Exercise aim:
Print only the lines from the one with "Serialize everything readable" through the end of the data, exactly, and please omit pictures.

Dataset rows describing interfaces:
■ ■ ■
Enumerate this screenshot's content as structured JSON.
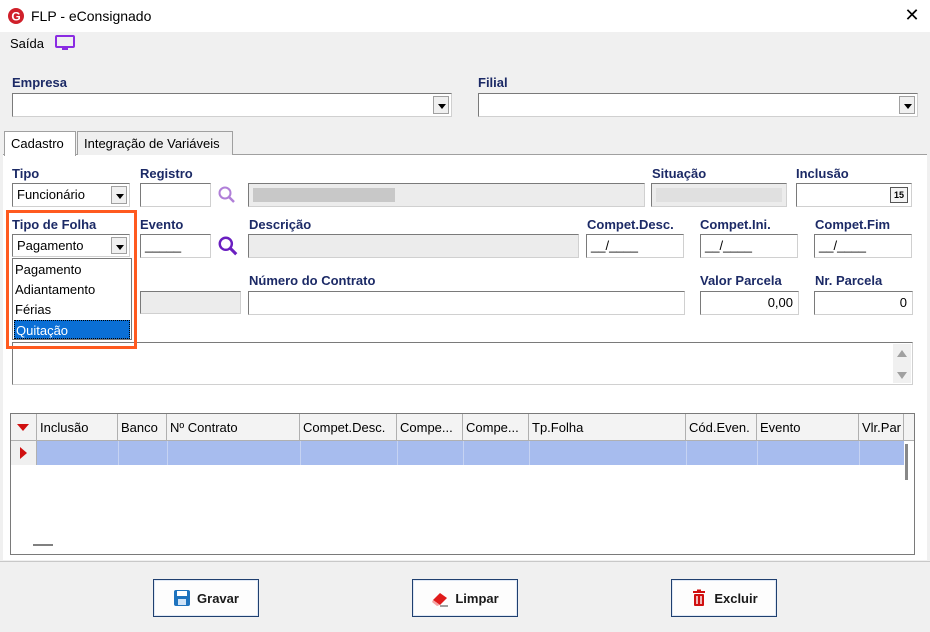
{
  "window": {
    "title": "FLP - eConsignado",
    "close_label": "✕"
  },
  "menu": {
    "saida_label": "Saída"
  },
  "empresa": {
    "label": "Empresa",
    "value": ""
  },
  "filial": {
    "label": "Filial",
    "value": ""
  },
  "tabs": [
    {
      "label": "Cadastro",
      "active": true
    },
    {
      "label": "Integração de Variáveis",
      "active": false
    }
  ],
  "form": {
    "tipo_label": "Tipo",
    "tipo_value": "Funcionário",
    "registro_label": "Registro",
    "registro_value": "",
    "situacao_label": "Situação",
    "inclusao_label": "Inclusão",
    "calendar_glyph": "15",
    "tipo_folha_label": "Tipo de Folha",
    "tipo_folha_value": "Pagamento",
    "evento_label": "Evento",
    "evento_value": "_____",
    "descricao_label": "Descrição",
    "compet_desc_label": "Compet.Desc.",
    "compet_desc_value": "__/____",
    "compet_ini_label": "Compet.Ini.",
    "compet_ini_value": "__/____",
    "compet_fim_label": "Compet.Fim",
    "compet_fim_value": "__/____",
    "numero_contrato_label": "Número do Contrato",
    "numero_contrato_value": "",
    "valor_parcela_label": "Valor Parcela",
    "valor_parcela_value": "0,00",
    "nr_parcela_label": "Nr. Parcela",
    "nr_parcela_value": "0"
  },
  "tipo_folha_options": [
    "Pagamento",
    "Adiantamento",
    "Férias",
    "Quitação"
  ],
  "tipo_folha_selected": "Quitação",
  "grid": {
    "columns": [
      "Inclusão",
      "Banco",
      "Nº Contrato",
      "Compet.Desc.",
      "Compe...",
      "Compe...",
      "Tp.Folha",
      "Cód.Even.",
      "Evento",
      "Vlr.Par"
    ],
    "rows": []
  },
  "buttons": {
    "gravar": "Gravar",
    "limpar": "Limpar",
    "excluir": "Excluir"
  },
  "colors": {
    "label_blue": "#1c2a66",
    "selection": "#0a6fd6",
    "highlight": "#ff5a1f",
    "row": "#a7bcee",
    "icon_purple": "#8a2be2"
  }
}
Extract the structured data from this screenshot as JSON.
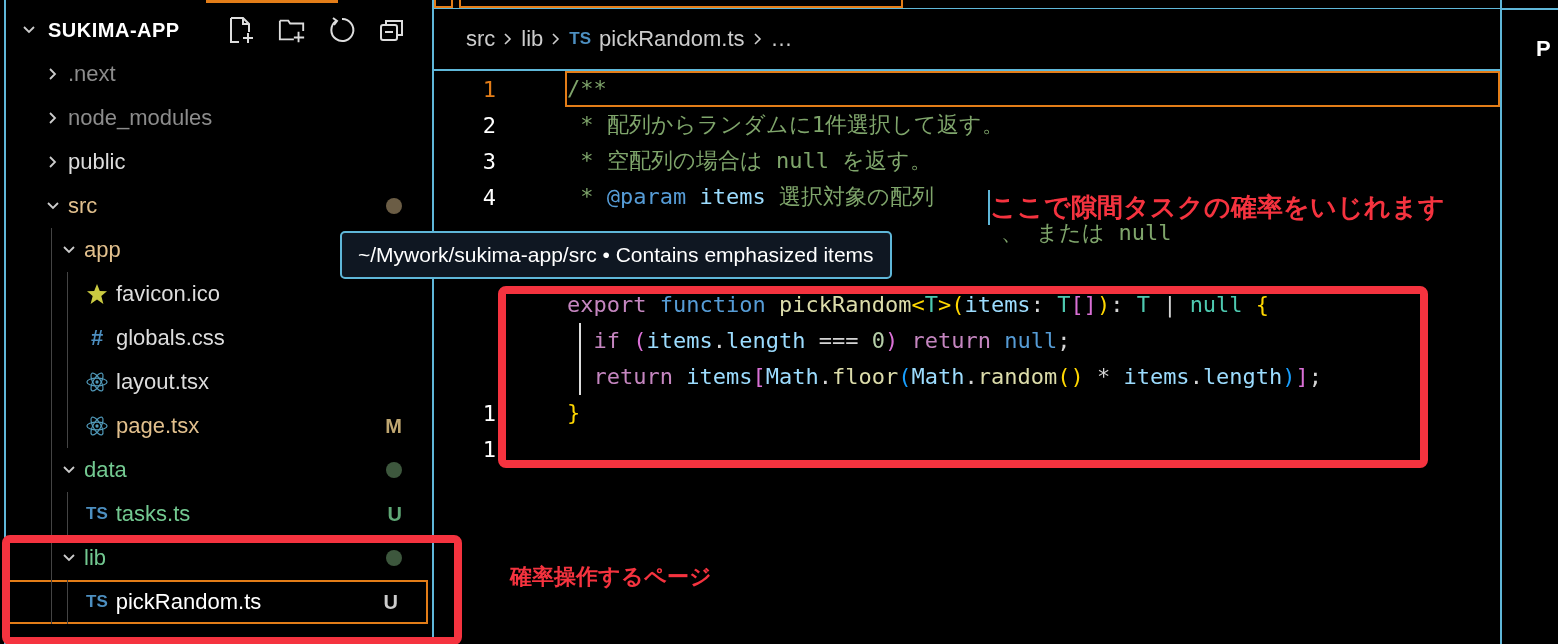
{
  "explorer": {
    "title": "SUKIMA-APP",
    "tree": [
      {
        "label": ".next",
        "kind": "folder",
        "expanded": false,
        "selected": false,
        "color": "#8c8c8c"
      },
      {
        "label": "node_modules",
        "kind": "folder",
        "expanded": false,
        "selected": false,
        "color": "#8c8c8c"
      },
      {
        "label": "public",
        "kind": "folder",
        "expanded": false,
        "selected": false,
        "color": "#dddddd"
      },
      {
        "label": "src",
        "kind": "folder",
        "expanded": true,
        "selected": false,
        "color": "#e2c08d",
        "dot": {
          "color": "#6b5d45"
        },
        "children": [
          {
            "label": "app",
            "kind": "folder",
            "expanded": true,
            "selected": false,
            "color": "#e2c08d",
            "children": [
              {
                "label": "favicon.ico",
                "kind": "star",
                "selected": false,
                "color": "#dddddd"
              },
              {
                "label": "globals.css",
                "kind": "hash",
                "icon_text": "#",
                "selected": false,
                "color": "#dddddd"
              },
              {
                "label": "layout.tsx",
                "kind": "react",
                "selected": false,
                "color": "#dddddd"
              },
              {
                "label": "page.tsx",
                "kind": "react",
                "selected": false,
                "color": "#e2c08d",
                "badge": {
                  "text": "M",
                  "color": "#bfa670"
                }
              }
            ]
          },
          {
            "label": "data",
            "kind": "folder",
            "expanded": true,
            "selected": false,
            "color": "#73c991",
            "dot": {
              "color": "#3d573d"
            },
            "children": [
              {
                "label": "tasks.ts",
                "kind": "ts",
                "icon_text": "TS",
                "selected": false,
                "color": "#73c991",
                "badge": {
                  "text": "U",
                  "color": "#5fa876"
                }
              }
            ]
          },
          {
            "label": "lib",
            "kind": "folder",
            "expanded": true,
            "selected": false,
            "color": "#73c991",
            "dot": {
              "color": "#3d573d"
            },
            "children": [
              {
                "label": "pickRandom.ts",
                "kind": "ts",
                "icon_text": "TS",
                "selected": true,
                "color": "#ffffff",
                "badge": {
                  "text": "U",
                  "color": "#cccccc"
                }
              }
            ]
          }
        ]
      }
    ]
  },
  "breadcrumb": [
    {
      "label": "src"
    },
    {
      "label": "lib"
    },
    {
      "label": "pickRandom.ts",
      "icon_text": "TS"
    },
    {
      "label": "…"
    }
  ],
  "editor": {
    "lines": [
      {
        "number": "1",
        "current": true,
        "tokens": [
          {
            "text": "/**",
            "kind": "comment"
          }
        ]
      },
      {
        "number": "2",
        "tokens": [
          {
            "text": " * 配列からランダムに1件選択して返す。",
            "kind": "comment"
          }
        ]
      },
      {
        "number": "3",
        "tokens": [
          {
            "text": " * 空配列の場合は null を返す。",
            "kind": "comment"
          }
        ]
      },
      {
        "number": "4",
        "tokens": [
          {
            "text": " * ",
            "kind": "comment"
          },
          {
            "text": "@param ",
            "kind": "tag"
          },
          {
            "text": "items ",
            "kind": "var"
          },
          {
            "text": "選択対象の配列",
            "kind": "comment"
          }
        ]
      },
      {
        "under_tooltip": true,
        "tokens": [
          {
            "text": "、 または null",
            "kind": "comment"
          }
        ]
      },
      {
        "tokens": [
          {
            "text": "export ",
            "kind": "kw"
          },
          {
            "text": "function ",
            "kind": "storage"
          },
          {
            "text": "pickRandom",
            "kind": "fn"
          },
          {
            "text": "<",
            "kind": "bracket1"
          },
          {
            "text": "T",
            "kind": "type"
          },
          {
            "text": ">",
            "kind": "bracket1"
          },
          {
            "text": "(",
            "kind": "bracket1"
          },
          {
            "text": "items",
            "kind": "var"
          },
          {
            "text": ": ",
            "kind": "punct"
          },
          {
            "text": "T",
            "kind": "type"
          },
          {
            "text": "[]",
            "kind": "bracket2"
          },
          {
            "text": ")",
            "kind": "bracket1"
          },
          {
            "text": ": ",
            "kind": "punct"
          },
          {
            "text": "T ",
            "kind": "type"
          },
          {
            "text": "| ",
            "kind": "punct"
          },
          {
            "text": "null ",
            "kind": "type"
          },
          {
            "text": "{",
            "kind": "bracket1"
          }
        ]
      },
      {
        "guide": true,
        "tokens": [
          {
            "text": "  if ",
            "kind": "kw"
          },
          {
            "text": "(",
            "kind": "bracket2"
          },
          {
            "text": "items",
            "kind": "var"
          },
          {
            "text": ".",
            "kind": "punct"
          },
          {
            "text": "length ",
            "kind": "var"
          },
          {
            "text": "=== ",
            "kind": "punct"
          },
          {
            "text": "0",
            "kind": "num"
          },
          {
            "text": ") ",
            "kind": "bracket2"
          },
          {
            "text": "return ",
            "kind": "kw"
          },
          {
            "text": "null",
            "kind": "storage"
          },
          {
            "text": ";",
            "kind": "punct"
          }
        ]
      },
      {
        "guide": true,
        "tokens": [
          {
            "text": "  return ",
            "kind": "kw"
          },
          {
            "text": "items",
            "kind": "var"
          },
          {
            "text": "[",
            "kind": "bracket2"
          },
          {
            "text": "Math",
            "kind": "var"
          },
          {
            "text": ".",
            "kind": "punct"
          },
          {
            "text": "floor",
            "kind": "fn"
          },
          {
            "text": "(",
            "kind": "bracket3"
          },
          {
            "text": "Math",
            "kind": "var"
          },
          {
            "text": ".",
            "kind": "punct"
          },
          {
            "text": "random",
            "kind": "fn"
          },
          {
            "text": "() ",
            "kind": "bracket1"
          },
          {
            "text": "* ",
            "kind": "punct"
          },
          {
            "text": "items",
            "kind": "var"
          },
          {
            "text": ".",
            "kind": "punct"
          },
          {
            "text": "length",
            "kind": "var"
          },
          {
            "text": ")",
            "kind": "bracket3"
          },
          {
            "text": "]",
            "kind": "bracket2"
          },
          {
            "text": ";",
            "kind": "punct"
          }
        ]
      },
      {
        "number": "1",
        "tokens": [
          {
            "text": "}",
            "kind": "bracket1"
          }
        ]
      },
      {
        "number": "1"
      }
    ]
  },
  "tooltip": "~/Mywork/sukima-app/src • Contains emphasized items",
  "side_panel": {
    "title": "P"
  },
  "annotations": [
    {
      "kind": "code_frame"
    },
    {
      "kind": "file_frame"
    },
    {
      "kind": "code_note",
      "text": "ここで隙間タスクの確率をいじれます"
    },
    {
      "kind": "file_note",
      "text": "確率操作するページ"
    }
  ]
}
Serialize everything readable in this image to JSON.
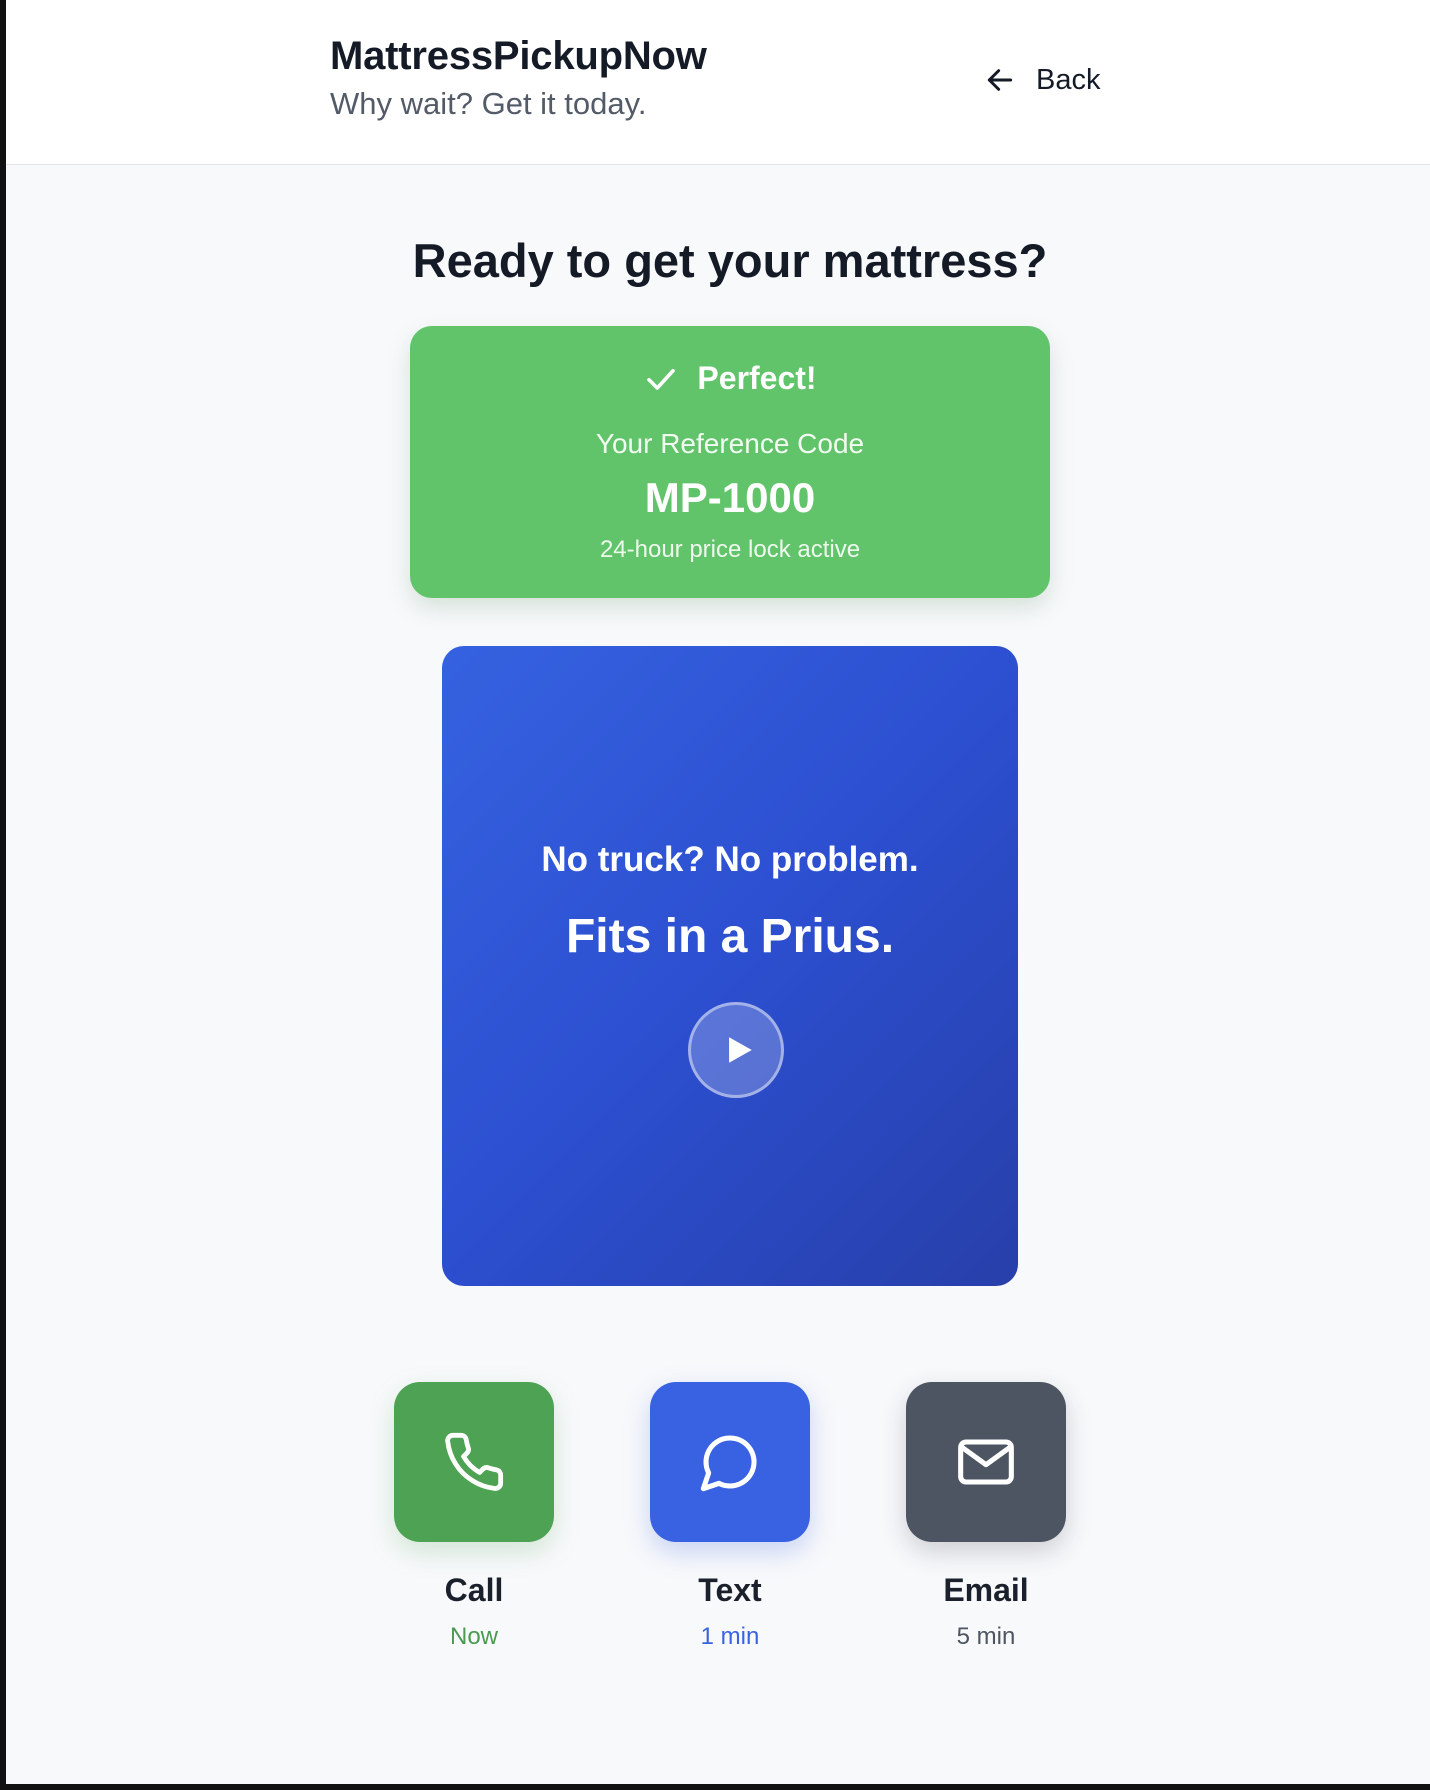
{
  "header": {
    "brand_title": "MattressPickupNow",
    "tagline": "Why wait? Get it today.",
    "back_label": "Back"
  },
  "main": {
    "headline": "Ready to get your mattress?",
    "confirmation": {
      "title": "Perfect!",
      "reference_label": "Your Reference Code",
      "reference_code": "MP-1000",
      "note": "24-hour price lock active",
      "color": "#62c46a"
    },
    "promo": {
      "line1": "No truck? No problem.",
      "line2": "Fits in a Prius.",
      "icon": "play-icon"
    },
    "contact_options": [
      {
        "label": "Call",
        "eta": "Now",
        "icon": "phone-icon",
        "color": "#4ea253"
      },
      {
        "label": "Text",
        "eta": "1 min",
        "icon": "chat-bubble-icon",
        "color": "#3862e2"
      },
      {
        "label": "Email",
        "eta": "5 min",
        "icon": "mail-icon",
        "color": "#4d5563"
      }
    ]
  }
}
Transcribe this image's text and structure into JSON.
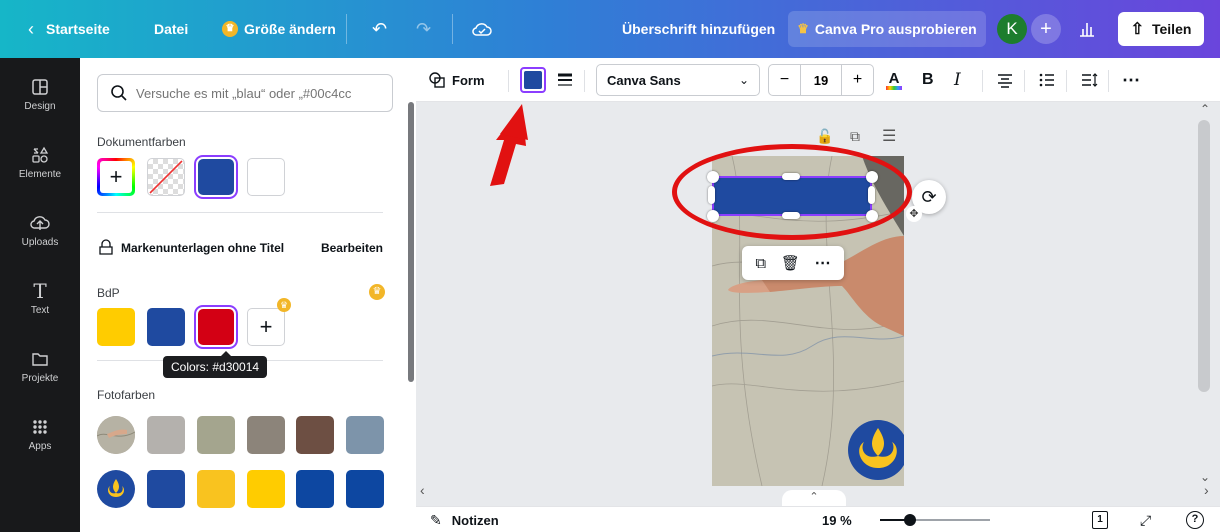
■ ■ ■
Response area:
Serialize everything readable in this image to JSON.
{
  "header": {
    "brand_title": "MattressPickupNow",
    "tagline": "Why wait? Get it today.",
    "back_label": "Back"
  },
  "main": {
    "headline": "Ready to get your mattress?",
    "confirmation": {
      "title": "Perfect!",
      "reference_label": "Your Reference Code",
      "reference_code": "MP-1000",
      "note": "24-hour price lock active",
      "color": "#62c46a"
    },
    "promo": {
      "line1": "No truck? No problem.",
      "line2": "Fits in a Prius.",
      "icon": "play-icon"
    },
    "contact_options": [
      {
        "label": "Call",
        "eta": "Now",
        "icon": "phone-icon",
        "color": "#4ea253"
      },
      {
        "label": "Text",
        "eta": "1 min",
        "icon": "chat-bubble-icon",
        "color": "#3862e2"
      },
      {
        "label": "Email",
        "eta": "5 min",
        "icon": "mail-icon",
        "color": "#4d5563"
      }
    ]
  }
}
Transcribe this image's text and structure into JSON.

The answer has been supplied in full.